In addition, almost half of small companies with 3-19 employees reported in the “Employer Health Benefits 2012 Annual Survey” that the “most important reason” that they didn’t offer health benefits to their employees was the high cost of providing care.[vi] Furthermore, a company is not likely to want to pay for health coverage for a part-time worker who, should he get sick or injured, can be quickly replaced by the next young worker willing to take low wages and fewer than 30 hours of weekly work.

The consequences of a lack of health insurance coverage may be seen in the number of women who have, increasingly over the past decade, had to sacrifice their health because they could not afford to pay for care, or had to allocate their income to (seemingly) more immediate needs. According to a 2010 Commonwealth Fund report, “In 2010, 48% of working-age women— an estimated 45 million people— reported that because of cost they did not fill a prescription; skipped a recommended test, treatment or follow-up; had a medical problem for which they did not visit the doctor; or did not see a specialist when needed— an increase from 34% in 2001”.[vii] If almost half of the nation’s working women cannot afford to maintain their health, that’s 45 million employees who put their health at risk and are not in the optimum condition to do their best work in the workplace.

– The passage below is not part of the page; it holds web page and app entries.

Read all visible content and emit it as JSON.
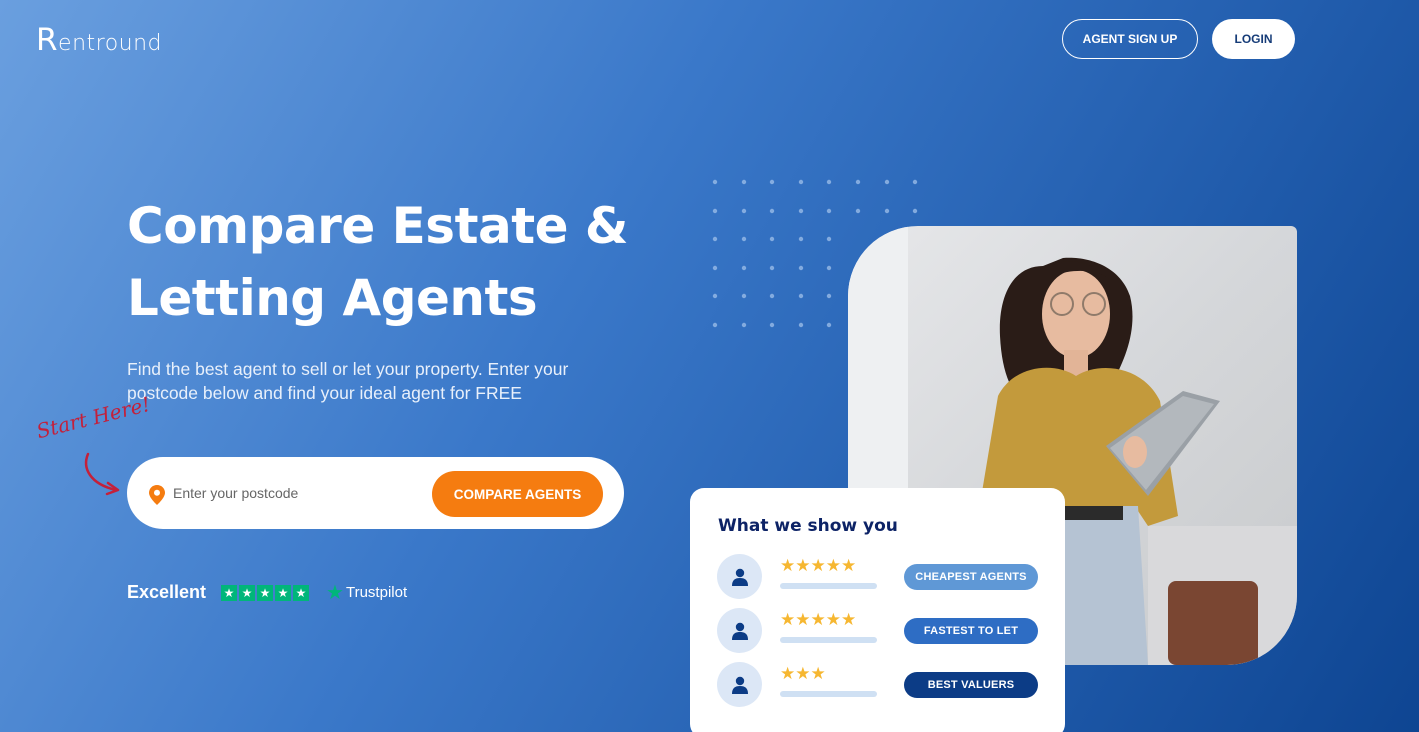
{
  "header": {
    "logo_first_letter": "R",
    "logo_rest": "entround",
    "agent_signup_label": "AGENT SIGN UP",
    "login_label": "LOGIN"
  },
  "hero": {
    "title_line1": "Compare Estate &",
    "title_line2": "Letting Agents",
    "subtitle": "Find the best agent to sell or let your property. Enter your postcode below and find your ideal agent for FREE",
    "start_here": "Start Here!"
  },
  "search": {
    "placeholder": "Enter your postcode",
    "value": "",
    "button_label": "COMPARE AGENTS"
  },
  "trust": {
    "rating_text": "Excellent",
    "stars": 5,
    "brand": "Trustpilot"
  },
  "card": {
    "title": "What we show you",
    "rows": [
      {
        "stars": 5,
        "star_glyphs": "★★★★★",
        "badge": "CHEAPEST AGENTS",
        "badge_color": "#5f98d6"
      },
      {
        "stars": 5,
        "star_glyphs": "★★★★★",
        "badge": "FASTEST TO LET",
        "badge_color": "#2e6dc4"
      },
      {
        "stars": 3,
        "star_glyphs": "★★★",
        "badge": "BEST VALUERS",
        "badge_color": "#0c3c86"
      }
    ]
  },
  "colors": {
    "accent_orange": "#f57c10",
    "trustpilot_green": "#00b67a",
    "star_yellow": "#f6b731",
    "navy": "#0d2366"
  }
}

If part-time workers were to gain access to the care they need, both employees and employers would benefit. Employees with access to health services like contraceptive care, hospitalization coverage, and preventive care are less likely quit their jobs as after experiencing such maladies as unwanted pregnancies, sudden illnesses, or injuries resulting from accidents. The question becomes, then, how can adequate care be provided and paid for?

VM-CVictoria Mairal Cruz just finished her first year at Xavier. Born in Cincinnati but also holding citizenship in Spain, Victoria graduated from Cincinnati Country Day and seems to be having a fabulous time on campus. She is a PPP major (as well as Spanish and Economics). Her first year has been full of good friends, dancing, fun with SOL and much more. We can’t wait to see what else she does during her time at Xavier!


[i] “Relief for You” par. 22.

[ii] “Eligibility” par. 1.

[iii] Claxton, “Employer Health Benefits 2012 Annual Survey” par. 2 and 10.

[iv] “Focus on Health Reform” 2, kff.org.

[v]  “Focus on Health Reform,” 2; “Full time equivalent (FTE),” Businessdictionary.com.

[vi] Claxton, “Employer Health Benefits 2012 Annual Survey” 2.

[vii] Collins and Robertson, “Realizing Health Reform’s Potential” 6.